#### About this exercise:
Please find all lines containing "title" in the listing below and copy them.

#### Information shown:
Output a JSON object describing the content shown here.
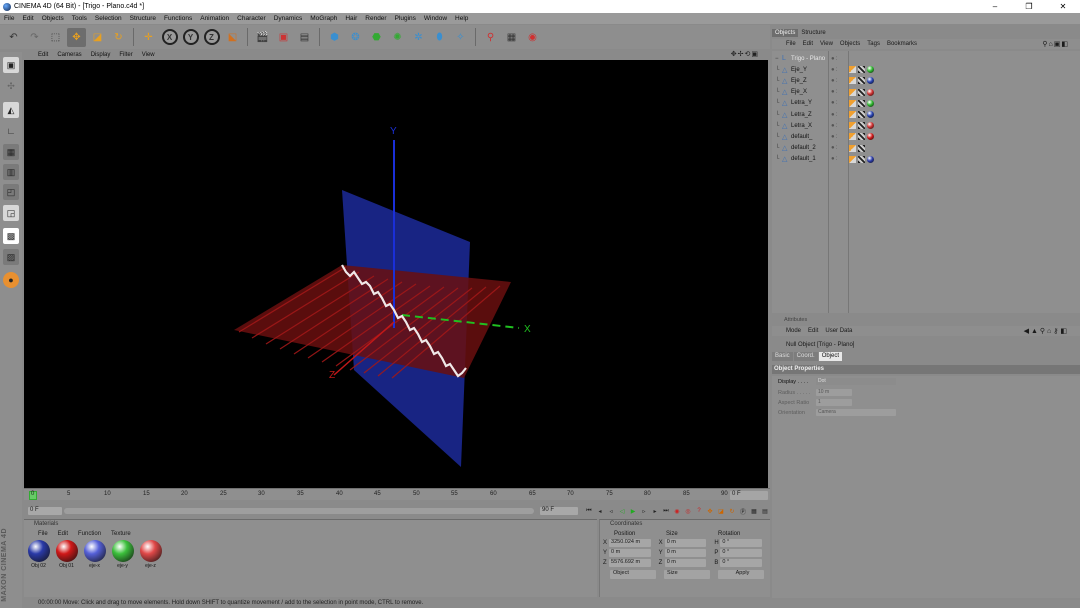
{
  "window": {
    "title": "CINEMA 4D (64 Bit) - [Trigo - Plano.c4d *]",
    "controls": [
      "–",
      "❐",
      "✕"
    ]
  },
  "menu": [
    "File",
    "Edit",
    "Objects",
    "Tools",
    "Selection",
    "Structure",
    "Functions",
    "Animation",
    "Character",
    "Dynamics",
    "MoGraph",
    "Hair",
    "Render",
    "Plugins",
    "Window",
    "Help"
  ],
  "toolbar": {
    "axis_x": "X",
    "axis_y": "Y",
    "axis_z": "Z"
  },
  "viewport": {
    "menu": [
      "Edit",
      "Cameras",
      "Display",
      "Filter",
      "View"
    ],
    "axis_labels": {
      "y": "Y",
      "x": "X",
      "z": "Z"
    }
  },
  "timeline": {
    "ticks": [
      "0",
      "5",
      "10",
      "15",
      "20",
      "25",
      "30",
      "35",
      "40",
      "45",
      "50",
      "55",
      "60",
      "65",
      "70",
      "75",
      "80",
      "85",
      "90"
    ],
    "current_frame": "0 F",
    "start_frame": "0 F",
    "end_frame": "90 F"
  },
  "materials": {
    "title": "Materials",
    "menu": [
      "File",
      "Edit",
      "Function",
      "Texture"
    ],
    "items": [
      {
        "name": "Obj 02",
        "color": "#2a3aa8"
      },
      {
        "name": "Obj 01",
        "color": "#d01818"
      },
      {
        "name": "eje-x",
        "color": "#5560d8"
      },
      {
        "name": "eje-y",
        "color": "#3cc03c"
      },
      {
        "name": "eje-z",
        "color": "#e04848"
      }
    ]
  },
  "coordinates": {
    "title": "Coordinates",
    "headers": [
      "Position",
      "Size",
      "Rotation"
    ],
    "rows": [
      {
        "axis": "X",
        "pos": "3250.024 m",
        "size_axis": "X",
        "size": "0 m",
        "rot_axis": "H",
        "rot": "0 °"
      },
      {
        "axis": "Y",
        "pos": "0 m",
        "size_axis": "Y",
        "size": "0 m",
        "rot_axis": "P",
        "rot": "0 °"
      },
      {
        "axis": "Z",
        "pos": "5576.692 m",
        "size_axis": "Z",
        "size": "0 m",
        "rot_axis": "B",
        "rot": "0 °"
      }
    ],
    "mode_select": "Object",
    "size_select": "Size",
    "apply_label": "Apply"
  },
  "status": "00:00:00 Move: Click and drag to move elements. Hold down SHIFT to quantize movement / add to the selection in point mode, CTRL to remove.",
  "objects_panel": {
    "tabs": [
      "Objects",
      "Structure"
    ],
    "menu": [
      "File",
      "Edit",
      "View",
      "Objects",
      "Tags",
      "Bookmarks"
    ],
    "items": [
      {
        "name": "Trigo - Plano",
        "tags": []
      },
      {
        "name": "Eje_Y",
        "tags": [
          "phong",
          "tex",
          "#2db82d"
        ]
      },
      {
        "name": "Eje_Z",
        "tags": [
          "phong",
          "tex",
          "#2540b0"
        ]
      },
      {
        "name": "Eje_X",
        "tags": [
          "phong",
          "tex",
          "#d03030"
        ]
      },
      {
        "name": "Letra_Y",
        "tags": [
          "phong",
          "tex",
          "#2db82d"
        ]
      },
      {
        "name": "Letra_Z",
        "tags": [
          "phong",
          "tex",
          "#2540b0"
        ]
      },
      {
        "name": "Letra_X",
        "tags": [
          "phong",
          "tex",
          "#d03030"
        ]
      },
      {
        "name": "default_",
        "tags": [
          "phong",
          "tex",
          "#d01818"
        ]
      },
      {
        "name": "default_2",
        "tags": [
          "phong",
          "tex"
        ]
      },
      {
        "name": "default_1",
        "tags": [
          "phong",
          "tex",
          "#2a3aa8"
        ]
      }
    ]
  },
  "attributes": {
    "title": "Attributes",
    "menu": [
      "Mode",
      "Edit",
      "User Data"
    ],
    "object_name": "Null Object [Trigo - Plano]",
    "tabs": [
      "Basic",
      "Coord.",
      "Object"
    ],
    "section": "Object Properties",
    "props": [
      {
        "label": "Display . . . .",
        "value": "Dot"
      },
      {
        "label": "Radius . . . . .",
        "value": "10 m"
      },
      {
        "label": "Aspect Ratio",
        "value": "1"
      },
      {
        "label": "Orientation",
        "value": "Camera"
      }
    ]
  }
}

#### Answer:
    "title": "CINEMA 4D (64 Bit) - [Trigo - Plano.c4d *]",
    "title": "Materials",
    "title": "Coordinates",
    "title": "Attributes",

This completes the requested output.